February 13th, 2007 marked Malcolm's 100th day. To celebrate the occassion we took Malcolm out for dinner with the whole family.
Here is some history behind this auspicious event in a baby's life:
In premodern Korea infant mortality was high because of a variety of diseases and other health problems that did not respond to herbal medicines. Newborn babies were treated with extra care in an effort to preserve their lives. This generally included taboos against visits by outsiders for the first 21 days of the baby's life, and not formally recognizing the new family member until it was fairly certain that the child was going to survive.
A long time ago it also became customary for families to wait until the 100th day to officially celebrate the birth of a new child with a baek Il (baek eel) or "100th Day Party," making this one of the most auspicious social events in Korean life. Relatives and close friends were invited to participate in the happy event. Baek il parties are still the custom in Korea, and continue to be one of the more important social events that take place regularly throughout the year. Many families, in fact, stage three baek il - one for the father's family, one for the mother's family, and another one for the father's school friends and work colleagues.
Baek il are marked by feasts that include a variety of special foods and drinks. Guests are expected to bring gifts.
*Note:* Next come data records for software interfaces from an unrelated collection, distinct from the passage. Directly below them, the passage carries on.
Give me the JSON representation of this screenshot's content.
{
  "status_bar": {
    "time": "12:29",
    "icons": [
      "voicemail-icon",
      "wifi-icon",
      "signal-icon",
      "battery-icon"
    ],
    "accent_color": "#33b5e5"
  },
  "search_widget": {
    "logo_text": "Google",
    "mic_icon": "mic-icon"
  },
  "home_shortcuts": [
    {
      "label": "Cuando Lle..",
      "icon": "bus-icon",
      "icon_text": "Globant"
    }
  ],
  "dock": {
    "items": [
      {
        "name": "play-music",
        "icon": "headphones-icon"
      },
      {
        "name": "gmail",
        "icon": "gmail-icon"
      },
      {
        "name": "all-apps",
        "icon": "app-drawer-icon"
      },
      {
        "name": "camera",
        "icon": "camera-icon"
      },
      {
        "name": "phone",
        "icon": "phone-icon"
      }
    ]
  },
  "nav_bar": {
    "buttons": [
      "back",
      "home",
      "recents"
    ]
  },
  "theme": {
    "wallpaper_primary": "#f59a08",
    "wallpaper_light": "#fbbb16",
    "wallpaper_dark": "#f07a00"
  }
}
Families generally take platters of rice cakes and other specialities to their closer neighbors, who respond by bringing gifts for the infants. "100th Day Parties" are always occasions for taking numerous photographs that go into family albums. (In earlier times it was customary to take frontal pictures of baby boys in the nude as a public record of their maleness.) The second milestone in the life of a new baby is its first birthday.
Excerpted from the forthcoming book, "NTC's Dictionary of Korea's Business and Cultural Code Words" (NTC/Contemporary Publishing Company), by Boye Lafayette DeMente. DeMente is an author of more than forty books and currently works as a consultant on Korea, China, and Japan. For more information about his currently available work, check out the Internet site (http://www.dancris.com/~phxbooks/).
By Boye Lafayette De Mente